• Work task: Extract all lines from the data beneath that include the word "JSON".

....

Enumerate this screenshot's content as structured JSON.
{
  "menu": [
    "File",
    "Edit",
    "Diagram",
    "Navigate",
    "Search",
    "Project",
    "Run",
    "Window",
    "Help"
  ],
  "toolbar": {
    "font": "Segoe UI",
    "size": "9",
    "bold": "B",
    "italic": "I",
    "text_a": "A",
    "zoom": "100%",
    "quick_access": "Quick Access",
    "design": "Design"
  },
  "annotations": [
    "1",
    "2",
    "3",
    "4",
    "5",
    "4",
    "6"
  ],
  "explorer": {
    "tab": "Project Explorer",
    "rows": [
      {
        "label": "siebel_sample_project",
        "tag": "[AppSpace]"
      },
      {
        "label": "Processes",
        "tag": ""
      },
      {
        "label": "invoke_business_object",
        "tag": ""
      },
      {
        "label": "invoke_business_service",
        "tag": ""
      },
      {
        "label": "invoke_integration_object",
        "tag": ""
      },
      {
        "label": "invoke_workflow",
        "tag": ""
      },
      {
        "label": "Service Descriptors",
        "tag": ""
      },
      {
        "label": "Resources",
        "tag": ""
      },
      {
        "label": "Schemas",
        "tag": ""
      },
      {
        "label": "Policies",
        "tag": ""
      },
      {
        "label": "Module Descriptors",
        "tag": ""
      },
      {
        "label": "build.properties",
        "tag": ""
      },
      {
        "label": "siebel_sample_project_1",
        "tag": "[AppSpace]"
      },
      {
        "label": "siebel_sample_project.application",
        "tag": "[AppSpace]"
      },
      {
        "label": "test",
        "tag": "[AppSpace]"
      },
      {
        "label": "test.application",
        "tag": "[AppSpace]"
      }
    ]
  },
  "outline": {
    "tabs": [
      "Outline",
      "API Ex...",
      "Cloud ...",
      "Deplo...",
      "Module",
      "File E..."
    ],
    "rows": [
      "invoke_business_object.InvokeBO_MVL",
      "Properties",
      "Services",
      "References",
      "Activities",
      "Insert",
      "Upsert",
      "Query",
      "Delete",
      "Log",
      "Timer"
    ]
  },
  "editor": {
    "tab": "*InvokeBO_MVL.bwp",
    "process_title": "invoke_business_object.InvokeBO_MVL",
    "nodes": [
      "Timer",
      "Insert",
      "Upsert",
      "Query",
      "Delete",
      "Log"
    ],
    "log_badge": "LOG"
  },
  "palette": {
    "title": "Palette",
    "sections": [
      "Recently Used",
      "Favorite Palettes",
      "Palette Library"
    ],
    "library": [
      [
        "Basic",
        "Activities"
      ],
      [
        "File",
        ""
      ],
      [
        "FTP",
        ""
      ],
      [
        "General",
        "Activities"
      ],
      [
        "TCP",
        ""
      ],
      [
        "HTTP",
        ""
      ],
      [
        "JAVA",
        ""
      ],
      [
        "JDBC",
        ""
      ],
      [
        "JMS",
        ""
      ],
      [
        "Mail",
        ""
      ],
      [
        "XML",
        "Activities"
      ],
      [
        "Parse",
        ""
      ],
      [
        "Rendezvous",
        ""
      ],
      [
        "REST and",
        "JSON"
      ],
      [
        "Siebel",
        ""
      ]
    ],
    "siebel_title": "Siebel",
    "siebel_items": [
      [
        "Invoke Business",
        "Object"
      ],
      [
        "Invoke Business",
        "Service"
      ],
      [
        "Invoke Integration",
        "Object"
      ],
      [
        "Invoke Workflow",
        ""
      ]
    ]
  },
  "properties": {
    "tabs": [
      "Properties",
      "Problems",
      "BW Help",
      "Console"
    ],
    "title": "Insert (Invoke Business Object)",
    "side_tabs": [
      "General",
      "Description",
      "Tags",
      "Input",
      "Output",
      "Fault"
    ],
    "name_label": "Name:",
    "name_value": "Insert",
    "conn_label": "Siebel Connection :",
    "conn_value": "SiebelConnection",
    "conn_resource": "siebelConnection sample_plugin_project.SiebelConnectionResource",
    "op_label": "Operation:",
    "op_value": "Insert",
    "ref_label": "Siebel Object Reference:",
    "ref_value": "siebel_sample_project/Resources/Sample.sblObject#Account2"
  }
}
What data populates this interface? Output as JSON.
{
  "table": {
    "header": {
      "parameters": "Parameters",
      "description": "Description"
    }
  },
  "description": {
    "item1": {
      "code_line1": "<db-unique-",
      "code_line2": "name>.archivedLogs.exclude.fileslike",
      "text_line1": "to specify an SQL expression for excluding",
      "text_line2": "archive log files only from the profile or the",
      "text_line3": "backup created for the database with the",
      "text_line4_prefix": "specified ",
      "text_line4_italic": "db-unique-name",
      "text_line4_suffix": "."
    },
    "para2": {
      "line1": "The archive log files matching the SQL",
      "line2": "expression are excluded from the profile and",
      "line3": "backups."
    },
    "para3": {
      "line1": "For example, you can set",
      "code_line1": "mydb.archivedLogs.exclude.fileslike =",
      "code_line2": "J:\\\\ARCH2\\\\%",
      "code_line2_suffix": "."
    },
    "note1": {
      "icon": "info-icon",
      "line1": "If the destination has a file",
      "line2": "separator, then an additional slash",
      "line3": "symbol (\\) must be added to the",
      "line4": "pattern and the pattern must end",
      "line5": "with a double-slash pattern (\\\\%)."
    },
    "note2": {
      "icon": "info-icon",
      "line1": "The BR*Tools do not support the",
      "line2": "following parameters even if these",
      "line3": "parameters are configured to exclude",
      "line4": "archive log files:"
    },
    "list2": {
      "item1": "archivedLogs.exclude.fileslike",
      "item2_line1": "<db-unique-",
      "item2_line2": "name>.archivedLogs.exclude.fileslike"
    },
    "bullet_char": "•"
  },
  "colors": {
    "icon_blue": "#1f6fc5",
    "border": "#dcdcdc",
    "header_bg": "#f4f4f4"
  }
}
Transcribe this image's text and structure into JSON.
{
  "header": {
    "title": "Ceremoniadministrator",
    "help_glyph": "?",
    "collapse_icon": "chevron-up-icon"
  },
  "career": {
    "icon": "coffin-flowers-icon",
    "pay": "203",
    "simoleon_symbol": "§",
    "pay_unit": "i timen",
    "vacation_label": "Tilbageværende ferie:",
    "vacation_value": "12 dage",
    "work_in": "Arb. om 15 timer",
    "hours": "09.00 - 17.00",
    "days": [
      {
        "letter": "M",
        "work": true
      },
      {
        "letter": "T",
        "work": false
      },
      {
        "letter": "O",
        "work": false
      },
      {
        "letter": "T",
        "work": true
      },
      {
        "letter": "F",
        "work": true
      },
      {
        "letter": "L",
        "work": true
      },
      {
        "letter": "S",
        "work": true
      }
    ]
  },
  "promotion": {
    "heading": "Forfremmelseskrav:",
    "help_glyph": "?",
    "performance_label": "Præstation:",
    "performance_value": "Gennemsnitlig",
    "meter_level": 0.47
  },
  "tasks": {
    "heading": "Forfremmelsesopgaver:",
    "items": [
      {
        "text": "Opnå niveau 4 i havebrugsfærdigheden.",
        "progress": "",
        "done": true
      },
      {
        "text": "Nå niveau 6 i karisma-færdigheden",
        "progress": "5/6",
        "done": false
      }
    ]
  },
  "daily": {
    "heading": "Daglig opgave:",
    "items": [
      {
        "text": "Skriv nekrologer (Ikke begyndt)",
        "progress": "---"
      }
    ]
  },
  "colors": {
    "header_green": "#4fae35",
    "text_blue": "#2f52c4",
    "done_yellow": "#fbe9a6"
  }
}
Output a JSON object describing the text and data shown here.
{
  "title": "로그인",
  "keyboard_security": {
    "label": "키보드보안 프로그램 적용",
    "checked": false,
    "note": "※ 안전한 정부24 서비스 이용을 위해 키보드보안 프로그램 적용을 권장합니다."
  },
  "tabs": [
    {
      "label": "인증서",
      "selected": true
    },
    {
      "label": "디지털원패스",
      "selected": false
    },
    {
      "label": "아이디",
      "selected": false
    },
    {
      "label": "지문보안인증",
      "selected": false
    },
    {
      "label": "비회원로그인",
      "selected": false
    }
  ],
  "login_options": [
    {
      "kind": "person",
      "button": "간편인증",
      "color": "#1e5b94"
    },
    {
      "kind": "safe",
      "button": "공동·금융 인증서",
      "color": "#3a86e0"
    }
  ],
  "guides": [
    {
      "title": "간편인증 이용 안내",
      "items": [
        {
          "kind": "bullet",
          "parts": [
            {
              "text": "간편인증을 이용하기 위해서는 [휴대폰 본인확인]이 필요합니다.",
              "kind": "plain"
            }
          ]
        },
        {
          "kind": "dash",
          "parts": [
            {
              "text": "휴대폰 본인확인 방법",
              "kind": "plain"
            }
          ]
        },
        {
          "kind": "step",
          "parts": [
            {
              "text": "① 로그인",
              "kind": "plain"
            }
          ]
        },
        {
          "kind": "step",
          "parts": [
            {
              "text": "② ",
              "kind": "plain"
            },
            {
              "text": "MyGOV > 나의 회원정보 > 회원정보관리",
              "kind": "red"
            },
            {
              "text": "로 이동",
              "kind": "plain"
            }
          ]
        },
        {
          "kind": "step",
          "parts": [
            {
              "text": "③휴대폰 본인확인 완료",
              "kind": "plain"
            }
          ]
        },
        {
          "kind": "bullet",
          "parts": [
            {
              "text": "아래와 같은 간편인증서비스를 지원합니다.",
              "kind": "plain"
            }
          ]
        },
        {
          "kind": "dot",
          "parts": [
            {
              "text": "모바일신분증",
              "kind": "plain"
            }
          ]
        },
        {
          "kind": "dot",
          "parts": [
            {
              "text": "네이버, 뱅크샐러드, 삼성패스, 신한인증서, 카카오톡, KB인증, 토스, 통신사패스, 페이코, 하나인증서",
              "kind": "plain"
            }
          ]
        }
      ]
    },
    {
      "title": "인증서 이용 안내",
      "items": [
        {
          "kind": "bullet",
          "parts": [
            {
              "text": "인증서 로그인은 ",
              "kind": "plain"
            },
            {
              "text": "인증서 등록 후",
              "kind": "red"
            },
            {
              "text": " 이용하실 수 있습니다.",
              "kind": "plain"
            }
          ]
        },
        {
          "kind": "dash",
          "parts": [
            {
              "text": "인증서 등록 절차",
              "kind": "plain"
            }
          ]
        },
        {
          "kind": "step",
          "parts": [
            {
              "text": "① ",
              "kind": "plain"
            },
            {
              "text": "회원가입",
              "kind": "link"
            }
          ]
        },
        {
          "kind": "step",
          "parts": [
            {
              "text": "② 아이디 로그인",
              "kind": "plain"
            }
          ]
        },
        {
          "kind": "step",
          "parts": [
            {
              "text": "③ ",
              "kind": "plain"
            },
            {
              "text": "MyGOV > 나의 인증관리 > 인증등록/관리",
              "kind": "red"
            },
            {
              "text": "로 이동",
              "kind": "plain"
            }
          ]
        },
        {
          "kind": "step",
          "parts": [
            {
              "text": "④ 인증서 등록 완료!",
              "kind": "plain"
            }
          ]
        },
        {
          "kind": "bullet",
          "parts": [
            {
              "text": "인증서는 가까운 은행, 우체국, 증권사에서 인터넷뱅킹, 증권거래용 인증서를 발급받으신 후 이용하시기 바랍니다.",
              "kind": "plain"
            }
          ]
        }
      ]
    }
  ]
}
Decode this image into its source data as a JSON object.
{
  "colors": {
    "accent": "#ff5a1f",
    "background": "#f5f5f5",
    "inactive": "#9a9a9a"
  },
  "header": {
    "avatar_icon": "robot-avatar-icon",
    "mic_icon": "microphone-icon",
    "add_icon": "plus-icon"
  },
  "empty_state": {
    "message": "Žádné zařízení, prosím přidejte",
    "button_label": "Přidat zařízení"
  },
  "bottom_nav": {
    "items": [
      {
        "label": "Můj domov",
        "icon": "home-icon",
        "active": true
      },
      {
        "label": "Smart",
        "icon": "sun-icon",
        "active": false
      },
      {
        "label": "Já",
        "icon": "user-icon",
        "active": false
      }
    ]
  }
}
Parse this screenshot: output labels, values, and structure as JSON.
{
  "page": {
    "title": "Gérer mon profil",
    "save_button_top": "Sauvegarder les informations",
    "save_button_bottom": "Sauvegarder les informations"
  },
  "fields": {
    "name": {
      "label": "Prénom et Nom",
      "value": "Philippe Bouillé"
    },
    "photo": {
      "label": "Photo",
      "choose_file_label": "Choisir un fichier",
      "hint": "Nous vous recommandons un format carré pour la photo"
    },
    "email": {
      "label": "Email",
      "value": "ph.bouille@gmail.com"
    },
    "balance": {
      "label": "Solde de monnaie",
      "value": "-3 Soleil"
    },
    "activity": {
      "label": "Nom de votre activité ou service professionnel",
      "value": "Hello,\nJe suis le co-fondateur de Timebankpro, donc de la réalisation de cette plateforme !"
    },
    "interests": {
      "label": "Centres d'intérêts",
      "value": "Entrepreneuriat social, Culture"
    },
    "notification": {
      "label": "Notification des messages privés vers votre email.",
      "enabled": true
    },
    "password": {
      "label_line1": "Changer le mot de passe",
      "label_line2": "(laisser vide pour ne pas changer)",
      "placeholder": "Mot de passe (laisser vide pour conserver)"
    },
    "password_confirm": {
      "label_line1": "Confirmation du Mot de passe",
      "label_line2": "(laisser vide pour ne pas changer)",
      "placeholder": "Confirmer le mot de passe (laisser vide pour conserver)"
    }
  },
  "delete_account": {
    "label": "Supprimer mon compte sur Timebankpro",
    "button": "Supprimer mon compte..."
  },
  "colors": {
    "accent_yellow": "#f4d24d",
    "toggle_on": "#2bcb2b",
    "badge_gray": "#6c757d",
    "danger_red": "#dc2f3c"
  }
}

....

• Answer section:
Enumerate this screenshot's content as structured JSON.
        "JSON"
What data populates this interface? Output as JSON.
Transcribe this image's text and structure into JSON.
Output a JSON object describing the text and data shown here.
Decode this image into its source data as a JSON object.
Parse this screenshot: output labels, values, and structure as JSON.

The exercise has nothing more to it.